But there was always a point at which the road began to sound different. There was a slowing, braking and a particular curve to the road. It was almost like the tires knew that there was no longer a white center line, no longer much traffic. It was “home road”. A voice in the back would start the chant, accompanied by rhythmic bouncing in the car seat. Soon they would both be singing the song, “ho-ome road, ho-ome road” in sleepy voices that got stronger over the last couple of miles. It was the song that signaled one more safe trip nearly ended, with the expectation of being done with that long stretch of forced inactivity. It meant homecoming.

On visits home, I never travel that stretch of country road without hearing that little mantra playing through my mind. We don’t live there anymore. It’s not a road that leads to home. But the funny thing is that the song itself has come to be applied to other places that I’ve called home. The same feelings of welcome and relief from travel are felt as I turn into my present long driveway, and in my mind I hear small voices singing the “home road” song. I’m just sayin’ it is a sweet thing to remember.


A to Z Family Stories: A for the Apple Tree

This is a collection of family stories that are told repeatedly anytime the Smith clan congregates during a vacation or a holiday.  I’m sure some of them are told more from my perspective than others but I welcome added insight from those involved. These stories are part of who we are and I want them recorded. Not all of them are pretty, but that is ok. 




It was a friendly tree for small people, having branches down low and plenty of climbing space. When the leaves were on you could hide in it, and that happened from time to time. We had to cross a small distance of back yard, squeeze between the barbed wire and the lower part of a fence, run up hill through a narrow field and at the edge of a woodlot of hardwoods was the smaller, evenly proportioned crab apple. All of us learned to get there quickly. It was far enough away to be secretive yet close enough that everything on our small farm was within sight and hearing.

There would be a time each spring when we would suddenly notice the tree getting white with blossoms. It was an obligatory ritual to get a bouquet of branches for the house and we would always go up to the tree with excitement and then remember the bees. Lots of bees, and there would always be some on the branches that we wanted to pick. But the smell of apple blossoms was strong and wonderful, filling the air. We would be brave, grab our prize branches and run back to the house, imaginary insects chasing us down the hill.

The time would come when the ground beneath the tree would be white because the petals had fallen off, like snow floating on the breeze. Instead of being white the tree would get faintly green, then darker as the leaves grew bigger. The little green apples would appear where the blossoms had been. It was safe for climbing then. The bark was often marked with woodpecker holes – I don’t know why I remember that so clearly. You could read a book in that tree. Or play all kinds of pretend situations. I had dolls, but more often it was kittens that got dressed up as babies and put to sleep in a box under the tree while I went to forage for food in the woods. The tall grass of the field would be the walls of our house and the tree was the second story.

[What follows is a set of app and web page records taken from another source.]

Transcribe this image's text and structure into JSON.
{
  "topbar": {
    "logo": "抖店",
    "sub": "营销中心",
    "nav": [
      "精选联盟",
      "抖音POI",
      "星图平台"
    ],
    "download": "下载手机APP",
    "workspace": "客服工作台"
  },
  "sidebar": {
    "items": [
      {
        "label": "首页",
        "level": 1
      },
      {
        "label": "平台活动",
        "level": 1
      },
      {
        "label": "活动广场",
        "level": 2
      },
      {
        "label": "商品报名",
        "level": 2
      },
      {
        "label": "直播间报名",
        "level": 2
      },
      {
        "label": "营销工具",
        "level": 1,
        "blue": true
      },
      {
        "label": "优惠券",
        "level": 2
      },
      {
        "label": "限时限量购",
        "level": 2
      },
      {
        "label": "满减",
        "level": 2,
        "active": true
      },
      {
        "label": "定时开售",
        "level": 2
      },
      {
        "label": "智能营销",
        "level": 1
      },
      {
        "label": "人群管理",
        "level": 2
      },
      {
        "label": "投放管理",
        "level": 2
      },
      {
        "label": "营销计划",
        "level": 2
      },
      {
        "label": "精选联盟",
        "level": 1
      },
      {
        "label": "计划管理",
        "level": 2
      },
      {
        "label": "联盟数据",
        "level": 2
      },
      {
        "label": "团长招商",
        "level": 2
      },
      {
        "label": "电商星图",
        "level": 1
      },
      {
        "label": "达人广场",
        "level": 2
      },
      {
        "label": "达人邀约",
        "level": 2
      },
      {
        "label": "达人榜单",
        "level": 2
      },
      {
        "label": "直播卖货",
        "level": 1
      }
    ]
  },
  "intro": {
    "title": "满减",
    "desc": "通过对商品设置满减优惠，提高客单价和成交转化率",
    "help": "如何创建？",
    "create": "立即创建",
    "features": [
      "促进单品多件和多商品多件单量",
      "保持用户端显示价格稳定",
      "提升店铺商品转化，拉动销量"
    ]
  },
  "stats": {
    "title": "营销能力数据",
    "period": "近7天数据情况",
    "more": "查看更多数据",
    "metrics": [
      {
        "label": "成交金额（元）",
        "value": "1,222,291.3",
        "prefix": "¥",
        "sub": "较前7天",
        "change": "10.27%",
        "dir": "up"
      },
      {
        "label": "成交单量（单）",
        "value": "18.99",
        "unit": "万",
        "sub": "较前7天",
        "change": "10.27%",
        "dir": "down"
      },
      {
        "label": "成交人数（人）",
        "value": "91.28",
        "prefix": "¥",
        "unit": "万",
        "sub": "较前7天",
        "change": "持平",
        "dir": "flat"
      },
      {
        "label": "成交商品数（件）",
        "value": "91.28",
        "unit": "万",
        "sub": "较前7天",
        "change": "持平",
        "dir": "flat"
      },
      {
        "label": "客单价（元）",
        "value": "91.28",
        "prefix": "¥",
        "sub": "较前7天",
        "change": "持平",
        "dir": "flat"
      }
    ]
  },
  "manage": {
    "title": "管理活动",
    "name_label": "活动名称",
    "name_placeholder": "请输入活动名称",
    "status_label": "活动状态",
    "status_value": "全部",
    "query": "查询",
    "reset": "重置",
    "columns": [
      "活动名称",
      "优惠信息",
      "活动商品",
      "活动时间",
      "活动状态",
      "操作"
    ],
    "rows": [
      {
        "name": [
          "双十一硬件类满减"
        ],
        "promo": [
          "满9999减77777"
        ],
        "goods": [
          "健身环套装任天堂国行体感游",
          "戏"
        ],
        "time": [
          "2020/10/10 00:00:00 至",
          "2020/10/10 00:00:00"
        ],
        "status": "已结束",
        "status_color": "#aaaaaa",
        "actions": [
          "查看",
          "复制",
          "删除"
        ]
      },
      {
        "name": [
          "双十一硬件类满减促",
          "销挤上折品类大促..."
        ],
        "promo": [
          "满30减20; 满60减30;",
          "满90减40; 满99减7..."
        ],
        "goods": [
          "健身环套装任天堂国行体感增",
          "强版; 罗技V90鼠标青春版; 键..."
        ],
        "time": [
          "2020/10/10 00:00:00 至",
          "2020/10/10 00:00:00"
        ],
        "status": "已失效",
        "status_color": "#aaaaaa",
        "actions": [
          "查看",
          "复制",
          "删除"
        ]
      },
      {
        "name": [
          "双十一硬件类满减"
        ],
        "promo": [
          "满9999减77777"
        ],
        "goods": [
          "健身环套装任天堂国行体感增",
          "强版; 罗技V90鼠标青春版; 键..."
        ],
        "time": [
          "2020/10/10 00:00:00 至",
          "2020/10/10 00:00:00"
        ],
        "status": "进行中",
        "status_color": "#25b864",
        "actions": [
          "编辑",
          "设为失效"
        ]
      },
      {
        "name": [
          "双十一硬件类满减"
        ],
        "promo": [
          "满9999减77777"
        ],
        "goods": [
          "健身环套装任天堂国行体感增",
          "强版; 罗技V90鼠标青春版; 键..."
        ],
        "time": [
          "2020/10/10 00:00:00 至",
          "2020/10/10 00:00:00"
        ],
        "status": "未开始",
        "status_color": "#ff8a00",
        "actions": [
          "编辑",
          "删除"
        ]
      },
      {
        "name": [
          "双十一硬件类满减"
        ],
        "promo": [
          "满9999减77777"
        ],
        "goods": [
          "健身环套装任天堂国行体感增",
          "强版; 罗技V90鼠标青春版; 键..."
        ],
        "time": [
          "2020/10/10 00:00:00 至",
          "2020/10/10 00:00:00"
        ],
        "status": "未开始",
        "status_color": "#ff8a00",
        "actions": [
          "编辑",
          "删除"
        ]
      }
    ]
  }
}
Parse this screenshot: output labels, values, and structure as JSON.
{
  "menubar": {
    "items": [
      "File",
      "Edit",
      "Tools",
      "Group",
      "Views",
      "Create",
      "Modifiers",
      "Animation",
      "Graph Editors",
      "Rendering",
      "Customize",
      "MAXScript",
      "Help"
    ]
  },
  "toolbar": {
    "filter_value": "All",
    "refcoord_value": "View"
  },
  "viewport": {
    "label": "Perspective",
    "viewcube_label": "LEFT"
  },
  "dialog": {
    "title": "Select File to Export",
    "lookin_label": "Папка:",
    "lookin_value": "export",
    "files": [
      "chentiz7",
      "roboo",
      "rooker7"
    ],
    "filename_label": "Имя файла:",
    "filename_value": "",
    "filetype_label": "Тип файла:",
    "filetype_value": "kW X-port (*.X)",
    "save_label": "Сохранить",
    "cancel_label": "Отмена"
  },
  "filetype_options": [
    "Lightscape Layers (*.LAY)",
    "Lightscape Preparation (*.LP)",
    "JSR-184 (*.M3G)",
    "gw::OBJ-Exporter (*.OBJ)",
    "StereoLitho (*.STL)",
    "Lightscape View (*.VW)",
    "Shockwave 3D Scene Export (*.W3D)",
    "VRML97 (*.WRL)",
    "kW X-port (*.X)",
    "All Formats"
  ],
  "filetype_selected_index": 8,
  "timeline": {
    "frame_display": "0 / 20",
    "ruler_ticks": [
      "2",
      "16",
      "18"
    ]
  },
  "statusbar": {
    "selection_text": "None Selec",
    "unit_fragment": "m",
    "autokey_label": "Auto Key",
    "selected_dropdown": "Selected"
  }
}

The apples didn’t need long to ripen. I think sometime in July we would see them start to redden. They were too sour for anything except apple butter that had sugar to sweeten it up. But it was these little apples that made their way into the story that my family tells when we are together thinking about our childhood. My four younger brothers were a tribe of wild ones and I was occasionally put “in charge” or so I thought, when our parents were away briefly. One time we had an inept babysitter who was doing very little to shepherd the flock and a disagreement arose. It quickly escalated and the rebellious leader of the wild ones, who knew better than to throw rocks, decided crab apples would be suitable. The hard little bullets were easy to throw. I ran to the house and locked them out which made them even more angry.

I got bigger. The tree seemed smaller. I don’t remember when it started dying and losing branches. Years later I visited the farm and the tree wasn’t there any more. I was sad, but it seems that is the way with all things that live, and then they don’t. Except in our memories, for a while.

Sign Me Up, Please

I was only two steps ahead of a giant lizard who had gained entry into the dorm and was sucking up hapless students as they tried to figure out what was going on. That one had Jurassic Park written all over it.

Last night I dreamed.  I probably dream every night but I rarely remember any of them. For some odd reason I remember two dreams from last night. I willed the Jurassic Park one to go away and not come back.  It worked and I slept again. But the second dream was different and I hung on to it in wonder.

We, myself, my two girls and my mother, were in a large medical building waiting to be called for appointments.  My youngest was only about three and I was carrying her.  I was feeling kind of like a mother who has been denied custody of her children and is suddenly reunited.  I asked if she wanted to get down and run around but she said no and we hugged closer and smiled at each other.  We sat down since the wait was interminable, but we were still content.  My oldest daughter leaning against my knee and the youngest snuggled close on the chair beside me.  It was the most pleasurable situation and I remarked “this is the way it should be”.

The strangeness of the dream is that we do not have a broken home and I have never been denied custody. My children are grown and live far enough away that I do not see them often but they have moved on in very natural ways. I wanted them to grow up and have lives of their own. They have done that successfully.

It was like a little gift – to have that time back again so vividly – when arms were wrapped around my neck and a small head rested on my shoulder. I’m just sayin’ that I would like a regular subscription to that dream. 5-Reasons-Why-Pregnant-Moms-Ignore-Advice-Lift

The Hill

There is a hill.  On a farm in Wisconsin.

At one time there was only one tree on the hill, an old white pine that stood guard alongside a lane that connected the fields. It was tall and imposing, standing out on the landscape as one looked north from the farmhouse to the horizon. I grew up looking at that tree, running to it for thinking time, listening to the constant, soft brush of wind through the pine needles. I would have liked to have climbed up in it but there were no branches I could reach.  It was a refuge.

One year there were cows in the field. My father had sold his milk cows but had a herd of young cattle that was like a band of unruly teenagers.  They would run the fence line looking for a place to go under, over or through the barbed wire. They had a great deal of energy and, something that most people don’t realize about cows, they had a crazy curiosity. Anything unusual within their sight would start them on an approach path, faster and faster until they were running in a stampede, a kind of mob mentality as I remember it.

I was visiting the tree one day when the cows were in that field.  They saw me on the hill and came rushing up to investigate.  Cows in a large group are intimidating. They’re big, heavy animals and they mill around, eyes wide and hot, moist breath sniffing at the object of their curiosity, all the time ready to bolt if startled.  I flattened myself against it’s trunk and the tree and I were engulfed in the herd.

It turned into a magical moment. As long as I was still the cows took turns pointing their wet noses at me and milling back into the group. I was the vulnerable one with only the tree at my back for protection. They were the free and dominant ones.  Eventually they were satisfied and trotted off in a different direction.  I still felt the awe and wonder of it as I watched them take off. I feel it again as I remember.

The tree was hit by lightning a few years later during a storm. Its twisted, split and broken frame lay on the hill for several years before it rotted away.

Now, there is just a hill.